An earlier Educational Funds Flow Task Force concluded in May 2009 that it was time for MUSC to re-examine its budget model. The report pointed out that MUSC’s budget has evolved through decades, and there is a need for a comprehensive analysis to better position the university for more effective budgetary decision-making in the 21st century.
Sothmann said the increasing complexity of MUSC and the volatility of its environment accent the need to anchor the university’s budgetary model to principles and practices that will better position MUSC to thrive in the future. “There are dozens of universities across the country who are in this same type of budgetary review because of the difficult funding environment.”
Input is coming from committee members who were chosen to ensure a wide diversity of representation of all the key constituent groups at MUSC, he said. A national expert in university budgeting modeling also recently visited MUSC to speak with unit leaders to get a 360-degree view of budget needs institutionwide.  There will be subsequent articles in The Catalyst and an open forum scheduled as the process moves forward so employees will remain informed.
Sothmann said it’s a complex process. For example, the distribution of income from a variety of sources is being examined to determine if better incentives to grow revenue can be built into the system.
“If you flip the lever on one side, what’s the downstream impact somewhere else? That’s the complexity of this. We all recognize we want to make some adjustments to provide incentives, but the campus is highly complex in how key revenue streams support critical operations and programs.  So if you flip that switch and don’t have some plans on what to do or the implications of it, you’re just going to create more issues. It’s a very detailed and complex issue that needs to be addressed from a global perspective and then drilled down in very specific ways.”
Another area that’s being addressed is how state budget cuts have impacted critical service units. Historically, certain service units have depended largely on state appropriation dollars for their source of revenue. When 55 percent of the state appropriation dollars is cut without examining the structure of funding for those service units, it has an unintended—and sometimes disproportionate—impact on these essential programs, he said.
“We have situations where the historic revenue streams don’t necessarily provide for the continued operations of critical services that are valued,” said Sothmann. “We have to grow revenue on one hand, and we have to figure out the most efficient ways to support those service units that bring critical value to the institution.”
Sothmann said he’s committed to the committee’s work because it will give MUSC the best information about what its true costs are and the revenue streams relative to those costs.
“This is a transformation quite honestly in the sense of trying to position MUSC for the next decade or two in what will continue to be a highly volatile and highly competitive environment for what we do, and it will position us to make better informed decisions relative to how we address that environment.”

Friday, Aug. 13, 2010

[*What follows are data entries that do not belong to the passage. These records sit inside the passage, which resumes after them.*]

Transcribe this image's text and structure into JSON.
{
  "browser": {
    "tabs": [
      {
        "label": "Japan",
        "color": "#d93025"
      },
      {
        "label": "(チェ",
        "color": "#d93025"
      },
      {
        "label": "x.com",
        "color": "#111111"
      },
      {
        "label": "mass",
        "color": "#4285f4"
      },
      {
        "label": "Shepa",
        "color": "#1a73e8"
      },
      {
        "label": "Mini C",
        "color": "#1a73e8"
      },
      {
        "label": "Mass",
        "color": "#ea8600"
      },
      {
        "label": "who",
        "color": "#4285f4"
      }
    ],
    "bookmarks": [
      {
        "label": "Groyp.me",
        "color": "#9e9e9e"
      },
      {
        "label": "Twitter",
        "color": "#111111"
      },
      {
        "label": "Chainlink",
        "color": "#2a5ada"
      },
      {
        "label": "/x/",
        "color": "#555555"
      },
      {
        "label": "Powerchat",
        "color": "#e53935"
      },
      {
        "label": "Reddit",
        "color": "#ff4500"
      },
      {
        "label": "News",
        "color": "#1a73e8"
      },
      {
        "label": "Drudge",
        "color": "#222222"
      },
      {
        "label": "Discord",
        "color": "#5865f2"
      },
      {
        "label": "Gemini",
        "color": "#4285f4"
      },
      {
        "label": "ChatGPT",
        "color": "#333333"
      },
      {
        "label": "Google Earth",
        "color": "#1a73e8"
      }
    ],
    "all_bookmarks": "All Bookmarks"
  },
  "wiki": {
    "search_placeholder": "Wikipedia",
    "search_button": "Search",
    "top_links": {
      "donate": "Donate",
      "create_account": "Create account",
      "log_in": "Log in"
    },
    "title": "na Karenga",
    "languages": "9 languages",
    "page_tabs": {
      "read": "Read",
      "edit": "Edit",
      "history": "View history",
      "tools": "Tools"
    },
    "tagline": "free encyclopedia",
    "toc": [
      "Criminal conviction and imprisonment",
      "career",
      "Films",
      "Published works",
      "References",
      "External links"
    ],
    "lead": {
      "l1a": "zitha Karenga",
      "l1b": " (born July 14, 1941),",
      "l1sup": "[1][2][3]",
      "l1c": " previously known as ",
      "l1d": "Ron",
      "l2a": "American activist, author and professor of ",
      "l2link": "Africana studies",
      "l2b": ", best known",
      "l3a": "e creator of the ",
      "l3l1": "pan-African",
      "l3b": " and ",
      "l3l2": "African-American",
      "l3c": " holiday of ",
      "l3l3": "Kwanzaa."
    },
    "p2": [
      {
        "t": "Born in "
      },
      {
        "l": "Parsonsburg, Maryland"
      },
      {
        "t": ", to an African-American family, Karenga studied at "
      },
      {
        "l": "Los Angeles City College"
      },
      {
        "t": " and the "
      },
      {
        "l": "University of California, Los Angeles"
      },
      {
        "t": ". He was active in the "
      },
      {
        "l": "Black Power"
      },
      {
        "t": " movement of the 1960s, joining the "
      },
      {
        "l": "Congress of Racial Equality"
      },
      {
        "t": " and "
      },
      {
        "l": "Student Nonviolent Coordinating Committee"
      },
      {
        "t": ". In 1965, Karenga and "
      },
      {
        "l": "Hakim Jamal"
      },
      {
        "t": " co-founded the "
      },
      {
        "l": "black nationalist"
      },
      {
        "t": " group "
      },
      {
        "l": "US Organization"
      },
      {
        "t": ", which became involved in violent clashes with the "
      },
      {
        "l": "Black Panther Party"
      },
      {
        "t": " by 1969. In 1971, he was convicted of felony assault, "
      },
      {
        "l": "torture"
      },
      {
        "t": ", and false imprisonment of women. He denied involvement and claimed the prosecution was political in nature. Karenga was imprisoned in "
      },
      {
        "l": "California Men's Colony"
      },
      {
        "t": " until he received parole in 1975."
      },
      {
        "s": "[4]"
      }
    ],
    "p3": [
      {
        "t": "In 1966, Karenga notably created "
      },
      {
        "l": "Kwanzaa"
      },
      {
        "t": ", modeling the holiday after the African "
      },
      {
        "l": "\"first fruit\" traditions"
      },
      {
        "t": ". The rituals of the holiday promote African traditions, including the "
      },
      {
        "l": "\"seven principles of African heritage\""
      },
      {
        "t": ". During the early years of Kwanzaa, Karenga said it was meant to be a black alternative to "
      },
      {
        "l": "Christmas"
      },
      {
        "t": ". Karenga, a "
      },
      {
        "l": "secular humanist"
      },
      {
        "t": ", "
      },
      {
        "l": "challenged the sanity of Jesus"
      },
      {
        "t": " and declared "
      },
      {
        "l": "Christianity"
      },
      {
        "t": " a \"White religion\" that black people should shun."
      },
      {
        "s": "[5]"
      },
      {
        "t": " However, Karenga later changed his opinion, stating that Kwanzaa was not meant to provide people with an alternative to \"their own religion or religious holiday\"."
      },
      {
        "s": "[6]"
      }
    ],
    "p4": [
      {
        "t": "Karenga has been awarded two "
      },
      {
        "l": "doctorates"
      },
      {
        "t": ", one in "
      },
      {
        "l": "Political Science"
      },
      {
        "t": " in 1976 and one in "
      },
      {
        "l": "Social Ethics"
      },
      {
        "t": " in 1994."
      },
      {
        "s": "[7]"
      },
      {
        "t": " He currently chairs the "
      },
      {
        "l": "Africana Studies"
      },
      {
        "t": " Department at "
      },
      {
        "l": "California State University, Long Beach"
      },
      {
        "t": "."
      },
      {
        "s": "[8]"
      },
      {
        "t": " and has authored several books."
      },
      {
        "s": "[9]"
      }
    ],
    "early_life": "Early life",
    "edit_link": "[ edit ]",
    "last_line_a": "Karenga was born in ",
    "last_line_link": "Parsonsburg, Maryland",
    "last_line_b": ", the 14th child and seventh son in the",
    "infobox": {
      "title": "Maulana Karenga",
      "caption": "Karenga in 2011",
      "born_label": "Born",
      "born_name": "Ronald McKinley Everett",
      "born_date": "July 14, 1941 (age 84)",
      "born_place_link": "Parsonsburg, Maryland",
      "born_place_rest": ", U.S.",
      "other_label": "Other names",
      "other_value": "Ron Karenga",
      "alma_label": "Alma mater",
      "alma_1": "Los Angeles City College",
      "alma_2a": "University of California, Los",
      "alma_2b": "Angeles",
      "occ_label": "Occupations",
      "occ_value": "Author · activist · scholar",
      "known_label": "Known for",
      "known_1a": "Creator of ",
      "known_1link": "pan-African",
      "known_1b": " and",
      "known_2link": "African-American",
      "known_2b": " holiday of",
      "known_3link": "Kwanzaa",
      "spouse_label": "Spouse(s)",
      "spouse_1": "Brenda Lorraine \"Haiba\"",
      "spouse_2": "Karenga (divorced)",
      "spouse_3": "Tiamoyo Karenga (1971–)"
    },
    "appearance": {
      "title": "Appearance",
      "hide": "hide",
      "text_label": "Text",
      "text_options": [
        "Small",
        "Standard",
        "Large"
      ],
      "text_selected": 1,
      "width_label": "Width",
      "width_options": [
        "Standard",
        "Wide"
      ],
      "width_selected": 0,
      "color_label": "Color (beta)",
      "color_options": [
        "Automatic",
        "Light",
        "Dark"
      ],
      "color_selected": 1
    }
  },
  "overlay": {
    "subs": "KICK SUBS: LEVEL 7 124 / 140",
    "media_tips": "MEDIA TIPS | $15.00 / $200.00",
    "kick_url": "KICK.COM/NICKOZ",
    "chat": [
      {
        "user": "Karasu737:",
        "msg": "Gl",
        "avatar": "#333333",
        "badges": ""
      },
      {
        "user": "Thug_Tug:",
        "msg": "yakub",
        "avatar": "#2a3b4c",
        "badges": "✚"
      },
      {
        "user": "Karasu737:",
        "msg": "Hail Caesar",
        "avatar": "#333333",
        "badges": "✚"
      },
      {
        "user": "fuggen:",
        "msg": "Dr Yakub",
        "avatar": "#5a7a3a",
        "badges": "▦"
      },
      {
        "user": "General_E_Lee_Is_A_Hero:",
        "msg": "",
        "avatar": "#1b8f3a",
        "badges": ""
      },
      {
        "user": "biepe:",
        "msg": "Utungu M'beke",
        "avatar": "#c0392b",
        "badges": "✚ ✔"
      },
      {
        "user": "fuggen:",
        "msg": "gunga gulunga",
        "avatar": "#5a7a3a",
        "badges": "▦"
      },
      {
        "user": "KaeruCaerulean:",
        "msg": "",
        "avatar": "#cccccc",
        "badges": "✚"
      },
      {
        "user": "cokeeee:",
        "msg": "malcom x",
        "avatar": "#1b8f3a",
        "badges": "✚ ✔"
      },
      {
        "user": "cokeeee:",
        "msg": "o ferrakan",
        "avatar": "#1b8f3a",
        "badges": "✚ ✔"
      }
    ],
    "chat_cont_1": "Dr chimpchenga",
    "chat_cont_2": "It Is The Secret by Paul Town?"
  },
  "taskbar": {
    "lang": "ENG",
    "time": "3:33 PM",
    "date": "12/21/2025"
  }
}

The Catalyst Online is published weekly by the MUSC Office of Public Relations for the faculty, employees and students of the Medical University of South Carolina. The Catalyst Online editor, Kim Draughn, can be reached at 792-4107 or by email, Editorial copy can be submitted to The Catalyst Online and to The Catalyst in print by fax, 792-6723, or by email to To place an ad in The Catalyst hardcopy, call Island Publications at 849-1778, ext. 201.